Data records for software interfaces:

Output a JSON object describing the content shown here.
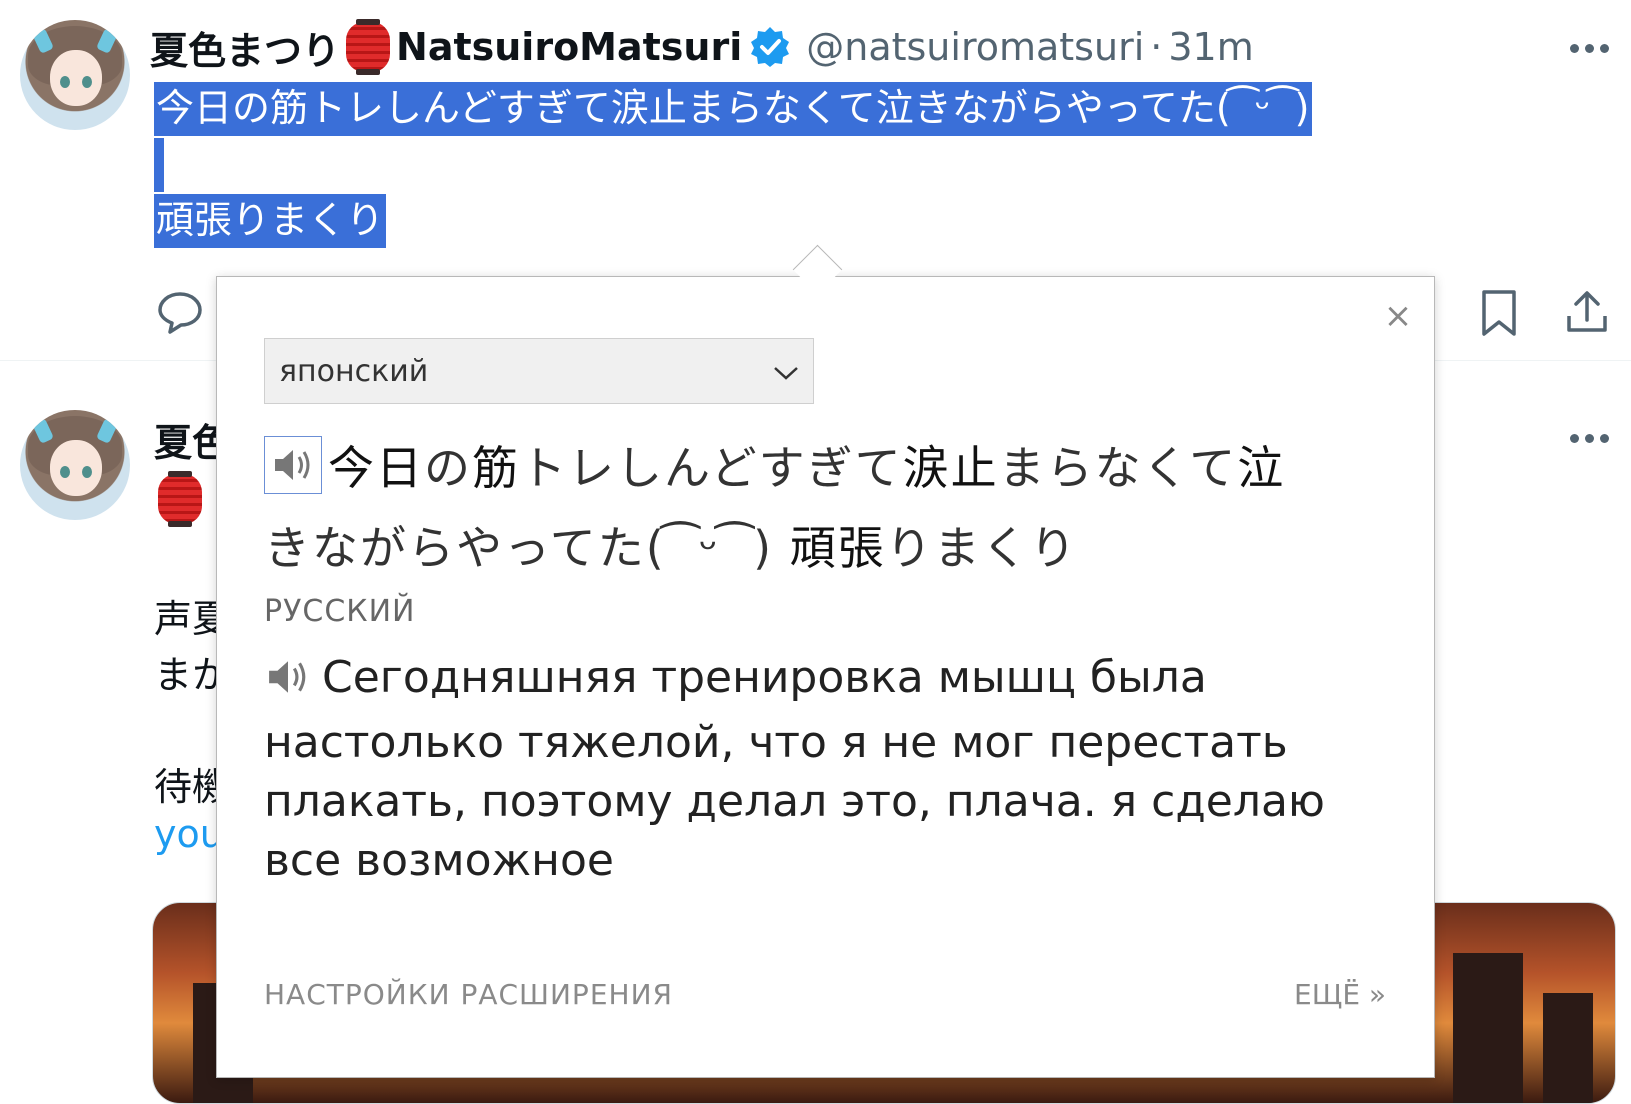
{
  "tweet1": {
    "display_name": "夏色まつり",
    "name_suffix": "NatsuiroMatsuri",
    "handle": "@natsuiromatsuri",
    "separator": "·",
    "time": "31m",
    "line1": "今日の筋トレしんどすぎて涙止まらなくて泣きながらやってた(  ͡ ᵕ ͡ )",
    "line3": "頑張りまくり"
  },
  "tweet2": {
    "display_name_partial": "夏色",
    "text_line1_partial": "声夏",
    "text_line2_partial": "まか",
    "text_line3_partial": "待機",
    "link_partial": "you"
  },
  "popup": {
    "source_language": "японский",
    "source_text_line1_words": [
      "今日",
      "の",
      "筋",
      "トレしんどすぎて",
      "涙止",
      "まらなくて",
      "泣"
    ],
    "source_text_line2_words": [
      "きながらやってた(  ͡ ᵕ ͡ ) ",
      "頑張",
      "りまくり"
    ],
    "target_language_label": "РУССКИЙ",
    "translation": "Сегодняшняя тренировка мышц была настолько тяжелой, что я не мог перестать плакать, поэтому делал это, плача. я сделаю все возможное",
    "close_symbol": "×",
    "settings_link": "НАСТРОЙКИ РАСШИРЕНИЯ",
    "more_link": "ЕЩЁ »"
  },
  "colors": {
    "selection": "#3a6fd8",
    "verified": "#1d9bf0",
    "link": "#1d9bf0",
    "muted": "#536471"
  },
  "icons": [
    "avatar",
    "lantern-emoji",
    "verified-badge-icon",
    "more-icon",
    "reply-icon",
    "bookmark-icon",
    "share-icon",
    "close-icon",
    "chevron-down-icon",
    "speaker-icon"
  ]
}
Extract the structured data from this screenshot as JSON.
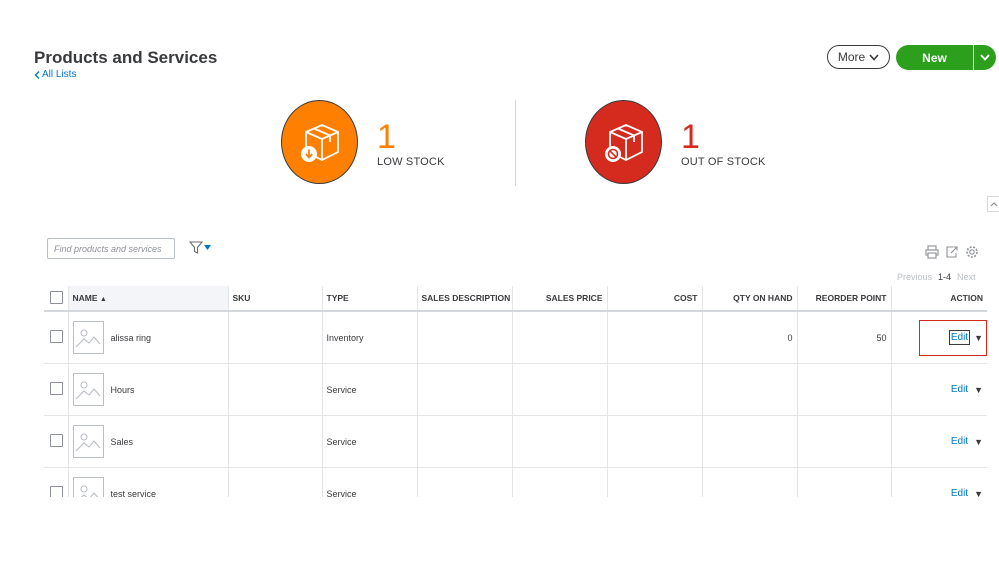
{
  "header": {
    "title": "Products and Services",
    "back_label": "All Lists",
    "more_label": "More",
    "new_label": "New"
  },
  "stock": {
    "low": {
      "count": "1",
      "label": "LOW STOCK",
      "color": "#ff8000"
    },
    "out": {
      "count": "1",
      "label": "OUT OF STOCK",
      "color": "#d52b1e"
    }
  },
  "toolbar": {
    "search_placeholder": "Find products and services",
    "filter_icon": "filter-icon",
    "print_icon": "print-icon",
    "export_icon": "export-icon",
    "settings_icon": "gear-icon"
  },
  "pager": {
    "previous": "Previous",
    "range": "1-4",
    "next": "Next"
  },
  "table": {
    "columns": [
      "NAME",
      "SKU",
      "TYPE",
      "SALES DESCRIPTION",
      "SALES PRICE",
      "COST",
      "QTY ON HAND",
      "REORDER POINT",
      "ACTION"
    ],
    "sort_indicator": "▲",
    "rows": [
      {
        "name": "alissa ring",
        "sku": "",
        "type": "Inventory",
        "sales_description": "",
        "sales_price": "",
        "cost": "",
        "qty_on_hand": "0",
        "reorder_point": "50",
        "action": "Edit"
      },
      {
        "name": "Hours",
        "sku": "",
        "type": "Service",
        "sales_description": "",
        "sales_price": "",
        "cost": "",
        "qty_on_hand": "",
        "reorder_point": "",
        "action": "Edit"
      },
      {
        "name": "Sales",
        "sku": "",
        "type": "Service",
        "sales_description": "",
        "sales_price": "",
        "cost": "",
        "qty_on_hand": "",
        "reorder_point": "",
        "action": "Edit"
      },
      {
        "name": "test service",
        "sku": "",
        "type": "Service",
        "sales_description": "",
        "sales_price": "",
        "cost": "",
        "qty_on_hand": "",
        "reorder_point": "",
        "action": "Edit"
      }
    ]
  },
  "colors": {
    "accent": "#0077c5",
    "primary_button": "#2ca01c",
    "highlight": "#d52b1e"
  }
}
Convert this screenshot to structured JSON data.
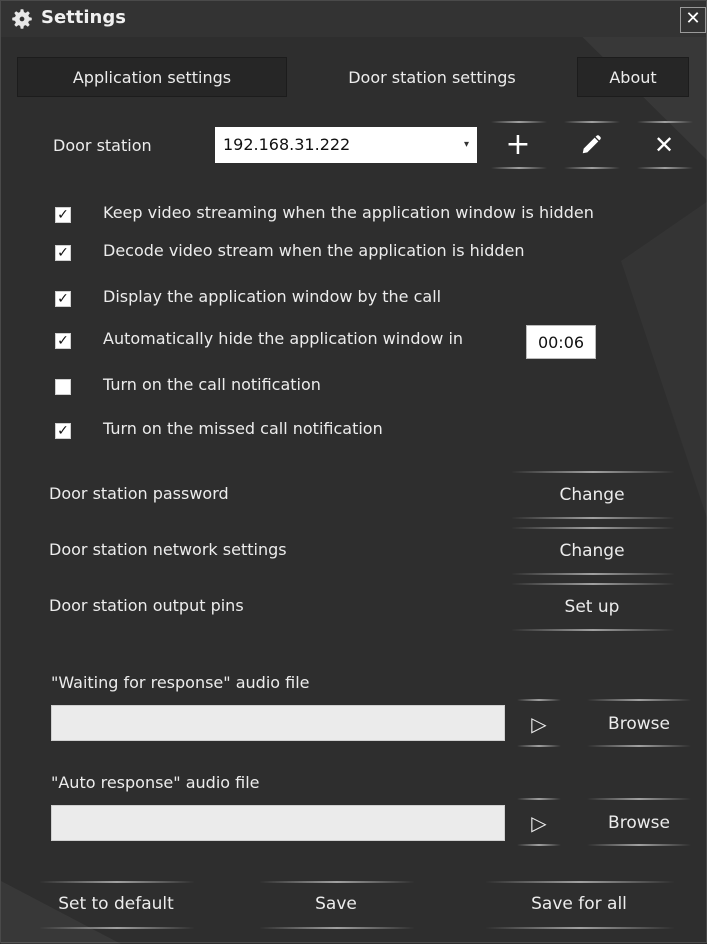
{
  "window": {
    "title": "Settings",
    "close_glyph": "✕"
  },
  "tabs": [
    {
      "label": "Application settings",
      "active": false
    },
    {
      "label": "Door station settings",
      "active": true
    },
    {
      "label": "About",
      "active": false
    }
  ],
  "door_station": {
    "label": "Door station",
    "selected": "192.168.31.222",
    "dropdown_glyph": "▾",
    "add_glyph": "+",
    "edit_icon": "pencil-icon",
    "delete_glyph": "✕"
  },
  "checkboxes": [
    {
      "label": "Keep video streaming when the application window is hidden",
      "checked": true
    },
    {
      "label": "Decode video stream when the application is hidden",
      "checked": true
    },
    {
      "label": "Display the application window by the call",
      "checked": true
    },
    {
      "label": "Automatically hide the application window in",
      "checked": true
    },
    {
      "label": "Turn on the call notification",
      "checked": false
    },
    {
      "label": "Turn on the missed call notification",
      "checked": true
    }
  ],
  "check_glyph": "✓",
  "auto_hide_time": "00:06",
  "actions": [
    {
      "label": "Door station password",
      "button": "Change"
    },
    {
      "label": "Door station network settings",
      "button": "Change"
    },
    {
      "label": "Door station output pins",
      "button": "Set up"
    }
  ],
  "audio": {
    "waiting_label": "\"Waiting for response\" audio file",
    "waiting_value": "",
    "auto_label": "\"Auto response\" audio file",
    "auto_value": "",
    "play_glyph": "▷",
    "browse_label": "Browse"
  },
  "footer": {
    "set_default": "Set to default",
    "save": "Save",
    "save_all": "Save for all"
  },
  "colors": {
    "background": "#2e2e2e",
    "text": "#ececec",
    "field": "#ffffff"
  }
}
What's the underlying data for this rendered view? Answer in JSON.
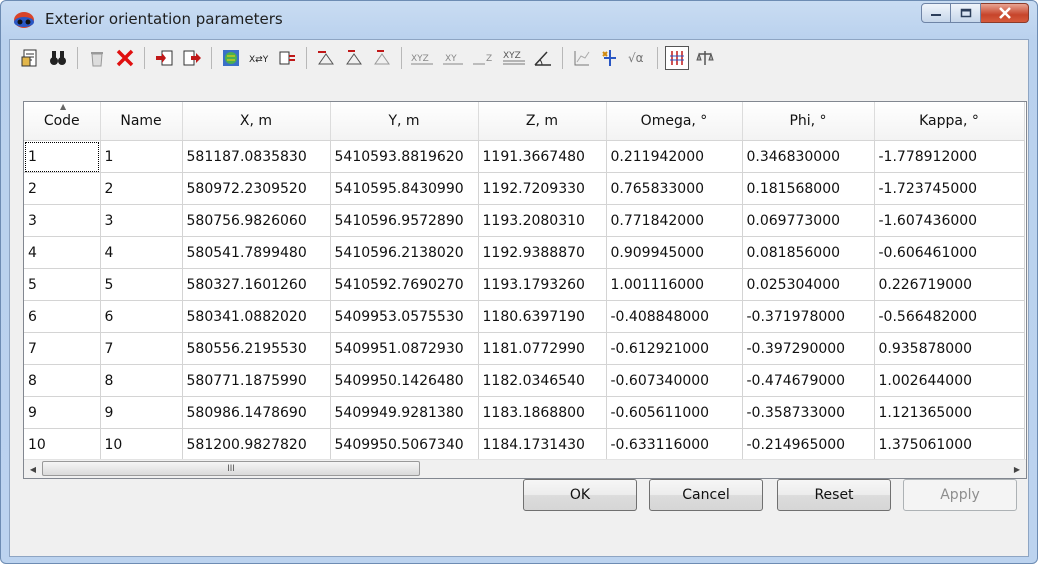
{
  "window": {
    "title": "Exterior orientation parameters"
  },
  "window_buttons": {
    "minimize": "minimize",
    "maximize": "maximize",
    "close": "close"
  },
  "toolbar": {
    "items": [
      "open-file-icon",
      "binoculars-icon",
      "delete-icon",
      "delete-red-x-icon",
      "import-icon",
      "export-icon",
      "globe-icon",
      "swap-xy-icon",
      "coordinate-transform-icon",
      "compute-icon",
      "compute-icon-2",
      "compute-icon-3",
      "xyz-icon",
      "xy-icon",
      "z-icon",
      "xyz-grid-icon",
      "angles-icon",
      "chart-icon",
      "axis-icon",
      "sqrt-alpha-icon",
      "columns-toggle-icon",
      "balance-icon"
    ],
    "xyz_label": "XYZ",
    "xy_label": "XY",
    "z_label": "Z",
    "sqrt_label": "√α"
  },
  "table": {
    "columns": [
      "Code",
      "Name",
      "X, m",
      "Y, m",
      "Z, m",
      "Omega, °",
      "Phi, °",
      "Kappa, °"
    ],
    "rows": [
      [
        "1",
        "1",
        "581187.0835830",
        "5410593.8819620",
        "1191.3667480",
        "0.211942000",
        "0.346830000",
        "-1.778912000"
      ],
      [
        "2",
        "2",
        "580972.2309520",
        "5410595.8430990",
        "1192.7209330",
        "0.765833000",
        "0.181568000",
        "-1.723745000"
      ],
      [
        "3",
        "3",
        "580756.9826060",
        "5410596.9572890",
        "1193.2080310",
        "0.771842000",
        "0.069773000",
        "-1.607436000"
      ],
      [
        "4",
        "4",
        "580541.7899480",
        "5410596.2138020",
        "1192.9388870",
        "0.909945000",
        "0.081856000",
        "-0.606461000"
      ],
      [
        "5",
        "5",
        "580327.1601260",
        "5410592.7690270",
        "1193.1793260",
        "1.001116000",
        "0.025304000",
        "0.226719000"
      ],
      [
        "6",
        "6",
        "580341.0882020",
        "5409953.0575530",
        "1180.6397190",
        "-0.408848000",
        "-0.371978000",
        "-0.566482000"
      ],
      [
        "7",
        "7",
        "580556.2195530",
        "5409951.0872930",
        "1181.0772990",
        "-0.612921000",
        "-0.397290000",
        "0.935878000"
      ],
      [
        "8",
        "8",
        "580771.1875990",
        "5409950.1426480",
        "1182.0346540",
        "-0.607340000",
        "-0.474679000",
        "1.002644000"
      ],
      [
        "9",
        "9",
        "580986.1478690",
        "5409949.9281380",
        "1183.1868800",
        "-0.605611000",
        "-0.358733000",
        "1.121365000"
      ],
      [
        "10",
        "10",
        "581200.9827820",
        "5409950.5067340",
        "1184.1731430",
        "-0.633116000",
        "-0.214965000",
        "1.375061000"
      ]
    ]
  },
  "scrollbar": {
    "thumb_grip": "III"
  },
  "buttons": {
    "ok": "OK",
    "cancel": "Cancel",
    "reset": "Reset",
    "apply": "Apply"
  }
}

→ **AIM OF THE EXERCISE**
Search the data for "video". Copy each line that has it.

→ **OUTPUT**
      "label": "Keep video streaming when the application window is hidden",
      "label": "Decode video stream when the application is hidden",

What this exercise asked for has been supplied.